John Brockman at

In the early ’90s, I was visiting Cambridge and went out to dinner with the late Stephen Jay Gould. During a long evening of conversation we talked about his ideas concerning race, racial racial differences, racial equality, including his well-known writings on the use and misuse of IQ tests and other such measures. I came away from the conversation with the distinct sense that he believed there were some things better left unsaid, some areas of investigation that were out of bounds if he wanted to have a just society. Nothing strange here. His views were, and still are, consistent with the daily fare of the editorial pages of many of our important newspapers and magazines.

Armand Leroi, a biologist at Imperial College, feels differently. He loves what he calls “the problem of normal human variety”…

“Of course, there will be people who object.

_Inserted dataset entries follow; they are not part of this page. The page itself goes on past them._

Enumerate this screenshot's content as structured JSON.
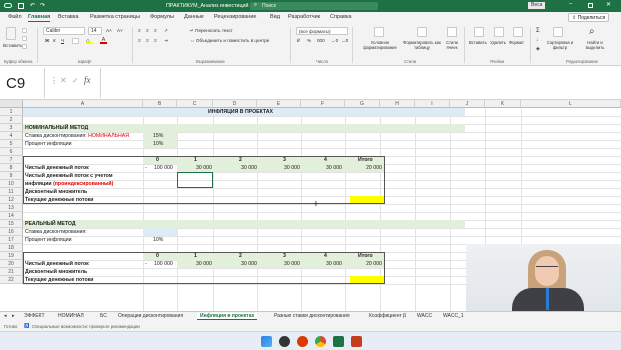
{
  "app": {
    "title": "ПРАКТИКУМ_Анализ инвестиций - Excel",
    "search_placeholder": "Поиск",
    "user": "Веса",
    "share": "Поделиться"
  },
  "tabs": [
    "Файл",
    "Главная",
    "Вставка",
    "Разметка страницы",
    "Формулы",
    "Данные",
    "Рецензирование",
    "Вид",
    "Разработчик",
    "Справка"
  ],
  "ribbon": {
    "paste": "Вставить",
    "font_name": "Calibri",
    "font_size": "14",
    "wrap": "Переносить текст",
    "merge": "Объединить и поместить в центре",
    "number_format": "(все форматы)",
    "cond_format": "Условное форматирование",
    "format_table": "Форматировать как таблицу",
    "cell_styles": "Стили ячеек",
    "insert": "Вставить",
    "delete": "Удалить",
    "format": "Формат",
    "sort": "Сортировка и фильтр",
    "find": "Найти и выделить",
    "groups": [
      "Буфер обмена",
      "Шрифт",
      "Выравнивание",
      "Число",
      "Стили",
      "Ячейки",
      "Редактирование"
    ]
  },
  "namebox": "C9",
  "formula_value": "",
  "columns": [
    "A",
    "B",
    "C",
    "D",
    "E",
    "F",
    "G",
    "H",
    "I",
    "J",
    "K",
    "L"
  ],
  "rows": [
    "1",
    "2",
    "3",
    "4",
    "5",
    "6",
    "7",
    "8",
    "9",
    "10",
    "11",
    "12",
    "13",
    "14",
    "15",
    "16",
    "17",
    "18",
    "19",
    "20",
    "21",
    "22"
  ],
  "sheet": {
    "title": "ИНФЛЯЦИЯ В ПРОЕКТАХ",
    "nominal": {
      "header": "НОМИНАЛЬНЫЙ МЕТОД",
      "rate_label": "Ставка дисконтирования: ",
      "rate_label_red": "НОМИНАЛЬНАЯ",
      "rate_value": "15%",
      "inflation_label": "Процент инфляции",
      "inflation_value": "10%",
      "periods": [
        "0",
        "1",
        "2",
        "3",
        "4"
      ],
      "total_label": "Итого",
      "cf_label": "Чистый денежный поток",
      "cf_values": [
        "-",
        "100 000",
        "30 000",
        "30 000",
        "30 000",
        "30 000"
      ],
      "cf_total": "20 000",
      "cf_infl_label": "Чистый денежный поток с учетом",
      "cf_infl_label2": "инфляции ",
      "cf_infl_label2_red": "(проиндексированный)",
      "dm_label": "Дисконтный множитель",
      "pv_label": "Текущие денежные потоки"
    },
    "real": {
      "header": "РЕАЛЬНЫЙ МЕТОД",
      "rate_label": "Ставка дисконтирования:",
      "inflation_label": "Процент инфляции",
      "inflation_value": "10%",
      "periods": [
        "0",
        "1",
        "2",
        "3",
        "4"
      ],
      "total_label": "Итого",
      "cf_label": "Чистый денежный поток",
      "cf_values": [
        "-",
        "100 000",
        "30 000",
        "30 000",
        "30 000",
        "30 000"
      ],
      "cf_total": "20 000",
      "dm_label": "Дисконтный множитель",
      "pv_label": "Текущие денежные потоки"
    }
  },
  "sheet_tabs": [
    "ЭФФЕКТ",
    "НОМИНАЛ",
    "БС",
    "Операции дисконтирования",
    "Инфляция в проектах",
    "Разные ставки дисконтирования",
    "Коэффициент β",
    "WACC",
    "WACC_1"
  ],
  "active_sheet": "Инфляция в проектах",
  "status": {
    "ready": "Готово",
    "accessibility": "Специальные возможности: проверьте рекомендации"
  },
  "colors": {
    "accent": "#1e7145",
    "section_fill": "#e2efda",
    "input_fill": "#ddebf7",
    "yellow": "#ffff00",
    "red": "#e00000"
  }
}
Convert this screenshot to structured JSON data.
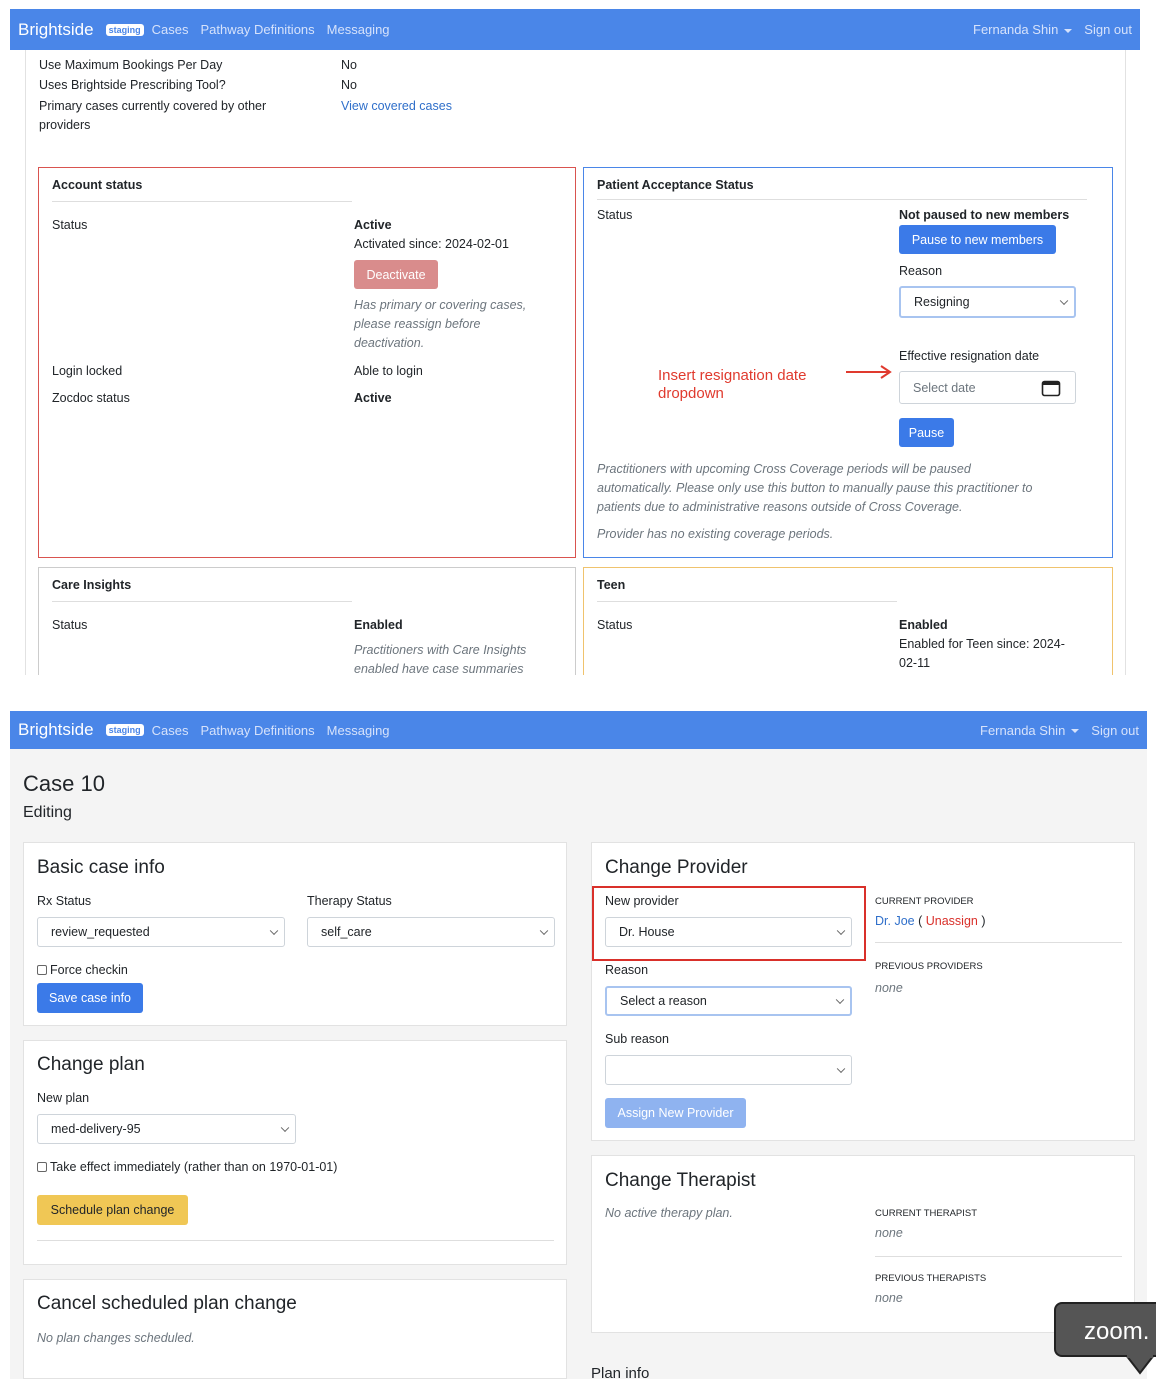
{
  "nav": {
    "brand": "Brightside",
    "env_badge": "staging",
    "links": [
      "Cases",
      "Pathway Definitions",
      "Messaging"
    ],
    "user": "Fernanda Shin",
    "sign_out": "Sign out"
  },
  "screen1": {
    "details": {
      "max_bookings_label": "Use Maximum Bookings Per Day",
      "max_bookings_value": "No",
      "prescribing_label": "Uses Brightside Prescribing Tool?",
      "prescribing_value": "No",
      "covered_label_1": "Primary cases currently covered by other",
      "covered_label_2": "providers",
      "covered_link": "View covered cases"
    },
    "account_status": {
      "title": "Account status",
      "status_label": "Status",
      "status_value": "Active",
      "activated_since": "Activated since: 2024-02-01",
      "deactivate_button": "Deactivate",
      "deactivate_note_1": "Has primary or covering cases,",
      "deactivate_note_2": "please reassign before",
      "deactivate_note_3": "deactivation.",
      "login_locked_label": "Login locked",
      "login_locked_value": "Able to login",
      "zocdoc_label": "Zocdoc status",
      "zocdoc_value": "Active"
    },
    "patient_acceptance": {
      "title": "Patient Acceptance Status",
      "status_label": "Status",
      "status_value": "Not paused to new members",
      "pause_new_button": "Pause to new members",
      "reason_label": "Reason",
      "reason_value": "Resigning",
      "date_label": "Effective resignation date",
      "date_placeholder": "Select date",
      "pause_button": "Pause",
      "annotation_1": "Insert resignation date",
      "annotation_2": "dropdown",
      "note_1": "Practitioners with upcoming Cross Coverage periods will be paused",
      "note_2": "automatically. Please only use this button to manually pause this practitioner to",
      "note_3": "patients due to administrative reasons outside of Cross Coverage.",
      "coverage_note": "Provider has no existing coverage periods."
    },
    "care_insights": {
      "title": "Care Insights",
      "status_label": "Status",
      "status_value": "Enabled",
      "note_1": "Practitioners with Care Insights",
      "note_2": "enabled have case summaries"
    },
    "teen": {
      "title": "Teen",
      "status_label": "Status",
      "status_value": "Enabled",
      "since_1": "Enabled for Teen since: 2024-",
      "since_2": "02-11"
    }
  },
  "screen2": {
    "page_title": "Case 10",
    "page_subtitle": "Editing",
    "basic_case_info": {
      "title": "Basic case info",
      "rx_label": "Rx Status",
      "rx_value": "review_requested",
      "therapy_label": "Therapy Status",
      "therapy_value": "self_care",
      "force_checkin": "Force checkin",
      "save_button": "Save case info"
    },
    "change_plan": {
      "title": "Change plan",
      "new_plan_label": "New plan",
      "new_plan_value": "med-delivery-95",
      "take_effect": "Take effect immediately (rather than on 1970-01-01)",
      "schedule_button": "Schedule plan change"
    },
    "cancel_plan": {
      "title": "Cancel scheduled plan change",
      "note": "No plan changes scheduled."
    },
    "change_provider": {
      "title": "Change Provider",
      "new_provider_label": "New provider",
      "new_provider_value": "Dr. House",
      "reason_label": "Reason",
      "reason_value": "Select a reason",
      "sub_reason_label": "Sub reason",
      "sub_reason_value": "",
      "assign_button": "Assign New Provider",
      "current_provider_label": "Current provider",
      "current_provider_name": "Dr. Joe",
      "unassign_link": "Unassign",
      "open_paren": "(",
      "close_paren": ")",
      "previous_providers_label": "Previous providers",
      "previous_providers_value": "none"
    },
    "change_therapist": {
      "title": "Change Therapist",
      "note": "No active therapy plan.",
      "current_label": "Current therapist",
      "current_value": "none",
      "previous_label": "Previous therapists",
      "previous_value": "none"
    },
    "plan_info_title": "Plan info"
  },
  "tooltip": "zoom."
}
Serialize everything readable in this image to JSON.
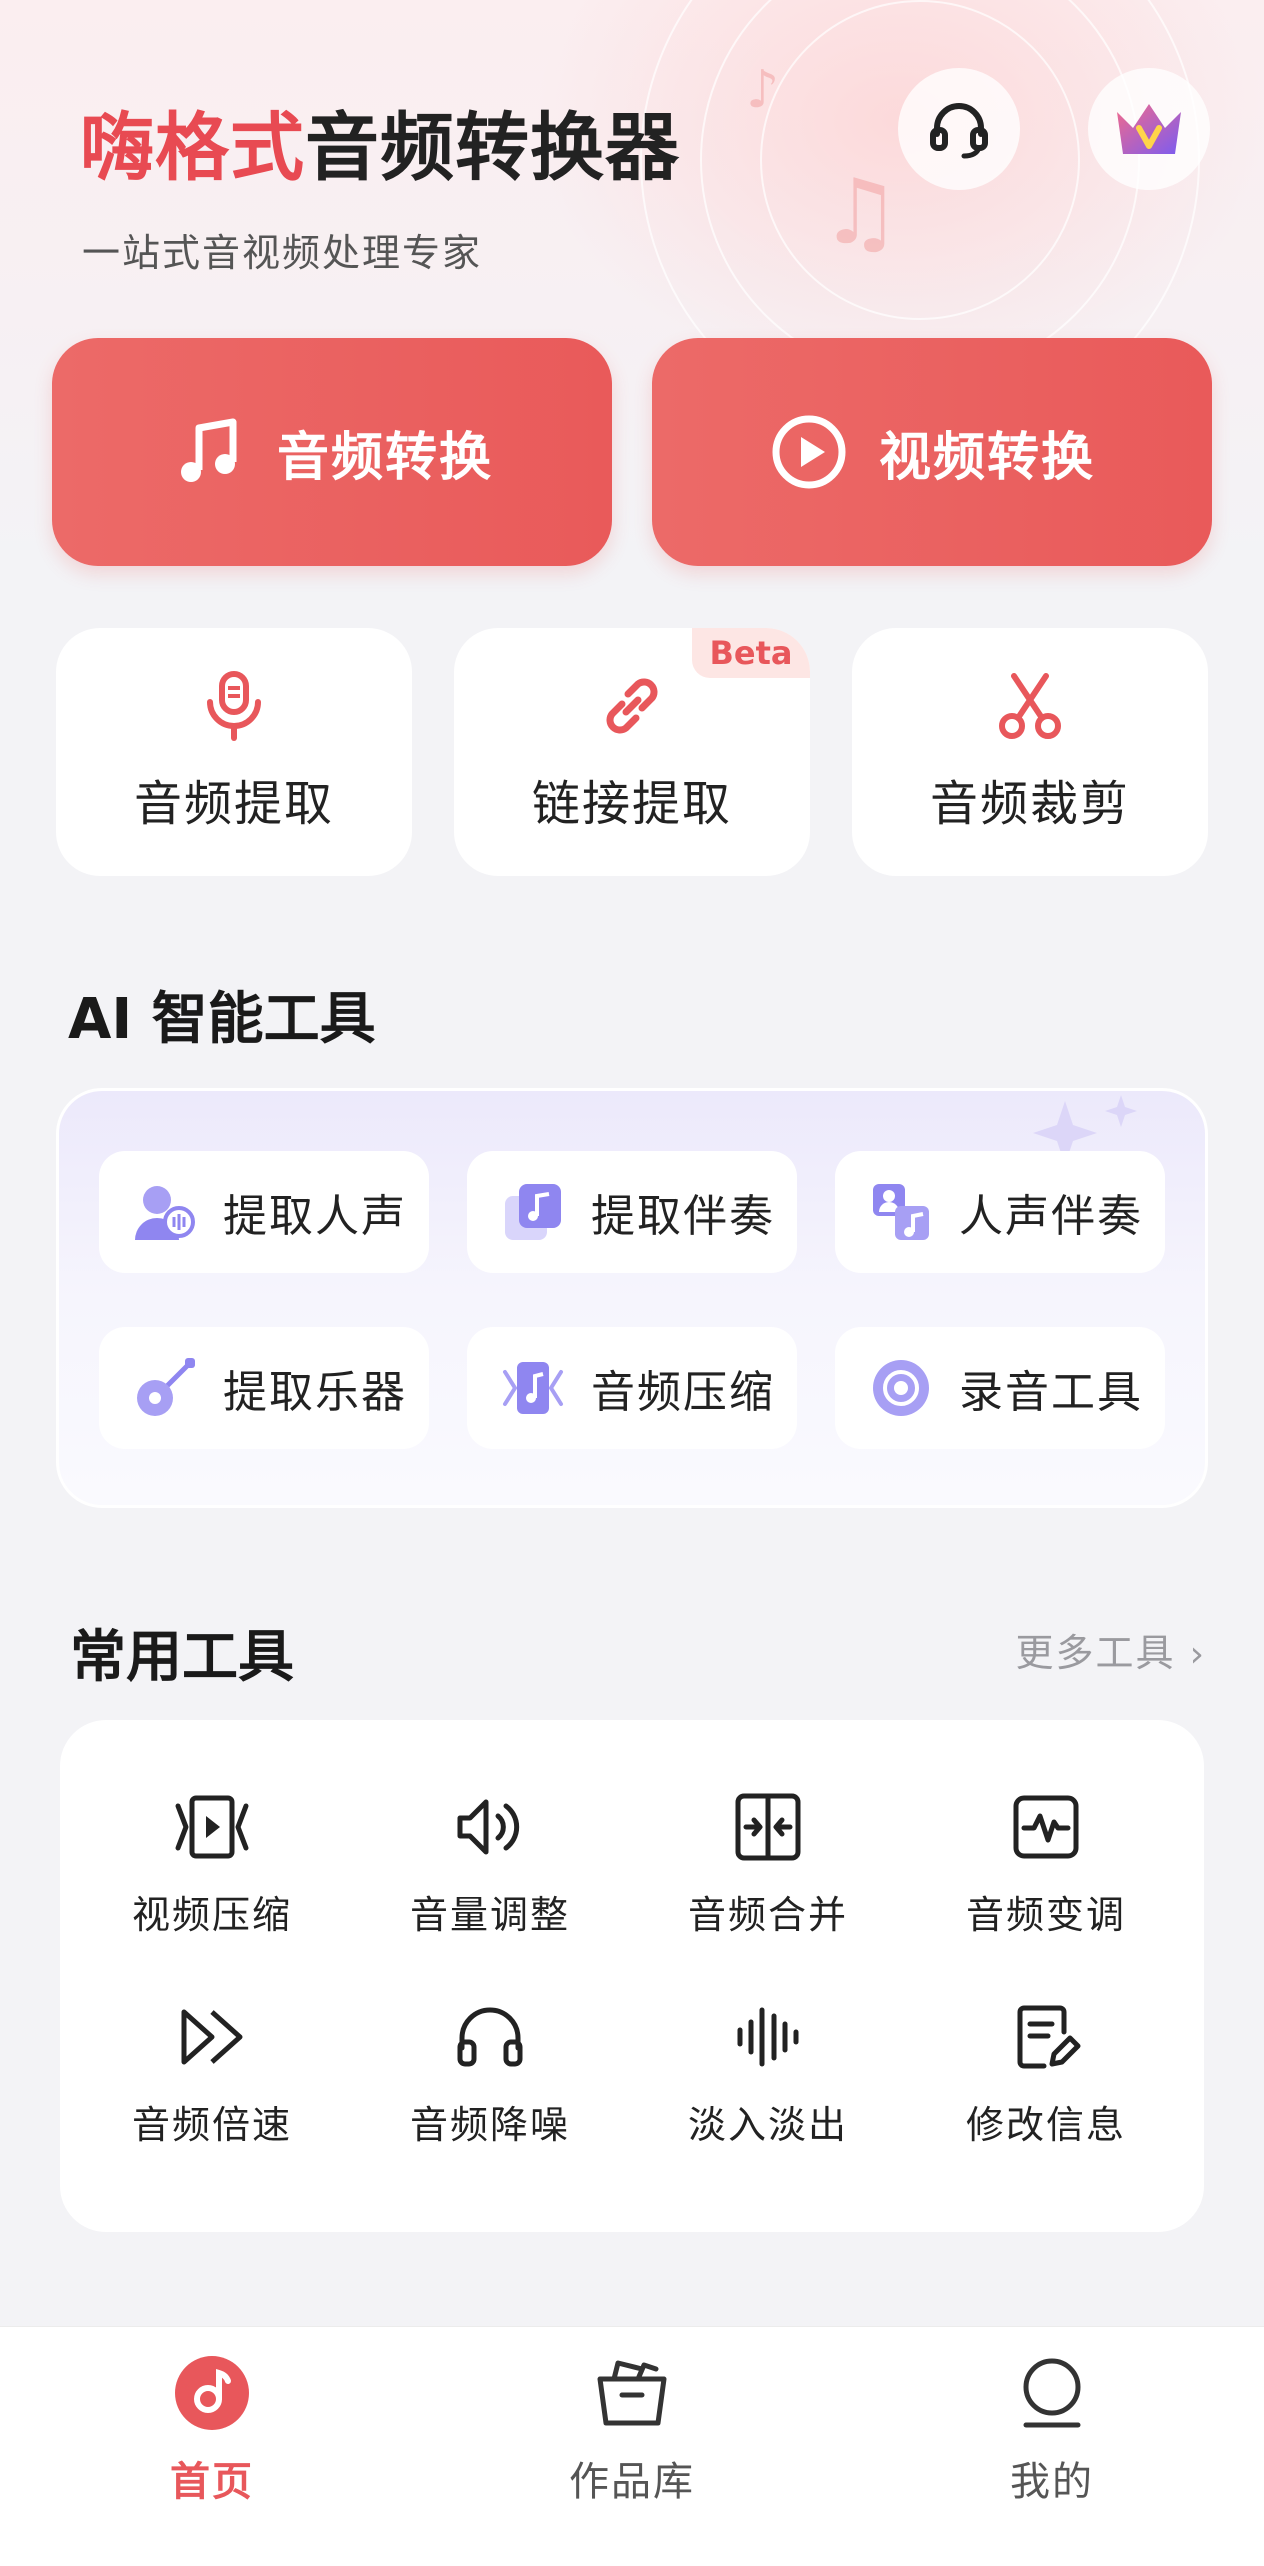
{
  "header": {
    "title_highlight": "嗨格式",
    "title_rest": "音频转换器",
    "subtitle": "一站式音视频处理专家",
    "support_icon": "headset-icon",
    "vip_icon": "crown-vip-icon"
  },
  "primary_actions": [
    {
      "label": "音频转换",
      "icon": "music-note-icon"
    },
    {
      "label": "视频转换",
      "icon": "play-circle-icon"
    }
  ],
  "quick_tools": [
    {
      "label": "音频提取",
      "icon": "microphone-icon"
    },
    {
      "label": "链接提取",
      "icon": "link-icon",
      "badge": "Beta"
    },
    {
      "label": "音频裁剪",
      "icon": "scissors-icon"
    }
  ],
  "ai_section": {
    "title": "AI 智能工具",
    "items": [
      {
        "label": "提取人声",
        "icon": "voice-person-icon"
      },
      {
        "label": "提取伴奏",
        "icon": "accompaniment-icon"
      },
      {
        "label": "人声伴奏",
        "icon": "voice-accompaniment-icon"
      },
      {
        "label": "提取乐器",
        "icon": "guitar-icon"
      },
      {
        "label": "音频压缩",
        "icon": "audio-compress-icon"
      },
      {
        "label": "录音工具",
        "icon": "record-icon"
      }
    ]
  },
  "common_section": {
    "title": "常用工具",
    "more_label": "更多工具",
    "items": [
      {
        "label": "视频压缩",
        "icon": "video-compress-icon"
      },
      {
        "label": "音量调整",
        "icon": "volume-icon"
      },
      {
        "label": "音频合并",
        "icon": "merge-icon"
      },
      {
        "label": "音频变调",
        "icon": "waveform-box-icon"
      },
      {
        "label": "音频倍速",
        "icon": "fast-forward-icon"
      },
      {
        "label": "音频降噪",
        "icon": "headphones-icon"
      },
      {
        "label": "淡入淡出",
        "icon": "sound-bars-icon"
      },
      {
        "label": "修改信息",
        "icon": "edit-document-icon"
      }
    ]
  },
  "tabbar": {
    "tabs": [
      {
        "label": "首页",
        "icon": "home-music-icon",
        "active": true
      },
      {
        "label": "作品库",
        "icon": "folder-box-icon",
        "active": false
      },
      {
        "label": "我的",
        "icon": "profile-icon",
        "active": false
      }
    ]
  },
  "colors": {
    "accent": "#e8575b",
    "ai_icon": "#8f86f0",
    "inactive_tab": "#555555"
  }
}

There will be people who will say that this is a revival of racial science”. Leroi argues that “there will always be people who wish to construct socially unjust theories about racial differences. And though it is true that science can be bent to evil ends, it is more often the case that injustice creeps in through the cracks of our ignorance than anything else. It is to finally close off those cracks that we should be studying the genetic basis of human variety.”

More here.